Gamification, or ludification, is actually the extension of a durable tendency, that started during the 1980s, and that has been developing exponentially ever since internet’s democratization.

Gamification, what is it?


Gamification is the application of mechanisms that originally belong to games to other domains. It is for example the distribution of incentives according to the interaction created with the enterprise. Nonetheless, when creating a gamification strategy, an incentive isn’t mandatory.


In order to have a better understanding of gamification, having a closer look at its history is necessary: in the 1980s, flight companies developed a system of points, in order to reward frequent flyers, with miles. Rapidly adopted by other industries, this system of points reached its limit during the digital era: the consumer’s implication wasn’t strong enough, and besides a niche of users racing between each other for miles, the incentive was quite abstract.


During the digital era, appeared online platform games: the game wasn’t an extra part of the service, but was the essence of the user-enterprise interaction, finally reaching the status gamification has today.


Gamification, what for?


Gamification has many objectives, the first one being to imply the user through a stimulation. Gamification uses mechanisms that are not those of work, or obligations in a more general sense. Thus, not only working, but also learning, can be made more pleasant, thanks to those mechanisms. One of the other major objectives of gamification is the reflection of a positive and sympathetic brand image, whether it be to the public, or to the employees of a said enterprise.
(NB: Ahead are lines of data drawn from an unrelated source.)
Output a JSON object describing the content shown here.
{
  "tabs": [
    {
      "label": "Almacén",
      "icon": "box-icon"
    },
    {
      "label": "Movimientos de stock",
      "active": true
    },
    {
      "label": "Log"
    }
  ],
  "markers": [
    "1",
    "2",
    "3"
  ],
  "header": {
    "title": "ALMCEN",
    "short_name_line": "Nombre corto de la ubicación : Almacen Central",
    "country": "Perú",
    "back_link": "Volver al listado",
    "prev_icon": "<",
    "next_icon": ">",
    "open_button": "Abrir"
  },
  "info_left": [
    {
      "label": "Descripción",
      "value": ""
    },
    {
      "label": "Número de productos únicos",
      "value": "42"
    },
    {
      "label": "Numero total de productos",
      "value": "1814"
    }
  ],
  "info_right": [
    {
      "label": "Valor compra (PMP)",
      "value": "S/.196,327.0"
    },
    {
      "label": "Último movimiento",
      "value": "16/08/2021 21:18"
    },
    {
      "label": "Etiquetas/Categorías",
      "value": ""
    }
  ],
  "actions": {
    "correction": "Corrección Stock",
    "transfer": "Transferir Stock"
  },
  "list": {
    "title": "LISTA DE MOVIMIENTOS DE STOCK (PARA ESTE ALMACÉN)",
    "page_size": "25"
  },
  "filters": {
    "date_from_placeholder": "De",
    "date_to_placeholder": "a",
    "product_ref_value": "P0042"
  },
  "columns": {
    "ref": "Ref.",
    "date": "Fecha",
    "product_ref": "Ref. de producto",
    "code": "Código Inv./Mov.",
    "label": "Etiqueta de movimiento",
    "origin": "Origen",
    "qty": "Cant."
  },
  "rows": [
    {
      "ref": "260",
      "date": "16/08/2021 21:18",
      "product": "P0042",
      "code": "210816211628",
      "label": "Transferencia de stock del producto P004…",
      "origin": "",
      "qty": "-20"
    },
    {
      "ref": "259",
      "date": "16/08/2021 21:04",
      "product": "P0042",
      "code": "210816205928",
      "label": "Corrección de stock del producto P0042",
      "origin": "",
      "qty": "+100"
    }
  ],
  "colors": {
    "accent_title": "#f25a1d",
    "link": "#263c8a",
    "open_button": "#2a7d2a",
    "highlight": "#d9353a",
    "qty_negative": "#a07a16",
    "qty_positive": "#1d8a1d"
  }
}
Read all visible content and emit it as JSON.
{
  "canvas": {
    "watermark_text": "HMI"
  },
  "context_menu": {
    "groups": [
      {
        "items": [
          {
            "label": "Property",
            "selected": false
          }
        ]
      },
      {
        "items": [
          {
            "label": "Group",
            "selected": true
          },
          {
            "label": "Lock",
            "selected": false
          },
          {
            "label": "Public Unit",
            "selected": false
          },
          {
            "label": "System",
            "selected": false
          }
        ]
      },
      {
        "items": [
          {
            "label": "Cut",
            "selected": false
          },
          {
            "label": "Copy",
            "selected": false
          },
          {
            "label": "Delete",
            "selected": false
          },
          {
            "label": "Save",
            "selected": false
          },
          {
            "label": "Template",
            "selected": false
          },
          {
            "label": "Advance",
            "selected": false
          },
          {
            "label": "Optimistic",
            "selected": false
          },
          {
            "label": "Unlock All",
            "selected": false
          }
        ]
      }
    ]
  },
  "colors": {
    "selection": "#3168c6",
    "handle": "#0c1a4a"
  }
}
Lastly, gamification allows virality, and at the end, engaging a community.


What forms exist?


Actually, gamification is everywhere. Let’s take the following example: a quizz allows you to test your knowledge. Often quick, short and simple to fill, it gives us a grade that we can often share. The interaction with the brand happens quite simply: if the user has a nice experience and gets a good grade, it lifts them up. The sympathy capital towards the creators of the quizz grows. Another example: we all have seen that forums give a status to their members according to their participation: this reward is an incentive, that transforms the participation into a race. Thus, who will have the best status?


One has to note that these two examples are part of a communitarian and social logic. But another form of gamification exists, that engages the user on many platforms: online gaming. Facebook has more than 200.000 game applications, and is one of the biggest gaming platforms, cross-devices: mobile and web. Candy Crush and Farmvill are the best examples of gamification: sharing your scores, inviting other players to your game, whatever your device is. It is possible to compare scores, to export them and to communicate around the game, creating at the end infatuation.


For B2E too


Nonetheless, gamification can also be considered in a B2E context: an enterprise willing to reinforce its team spirit and communication between employees can develop a platform on which they could “play”. The french postal service La Poste lead the way and developed a strategy that has paid: 15% of their employees play regularly, reinforcing the bond between employees. In order to train them, gamification can also be a good solution: sensitizing employees to some practices or reflexes through gaming can distance this work from the negative connotation linked to working and formation.


Motivation and UX are primordial


Gamification can offer different kinds of incentives: virtual, or monetary. Virtual incentives and rewards can be statuses, badges or progression bars. They can also be monetary, thus virtual currencies, or points. It is also important to note that a successful gamification strategy is indissociable from an optimal UX: is it only though it that the user will really enjoy what has been offered to them, and will fully take advantage of it. Moreover, more and more enterprises have recourse to game designers, in order to have an added-value, that combined with a real expertise, will promise a different experience.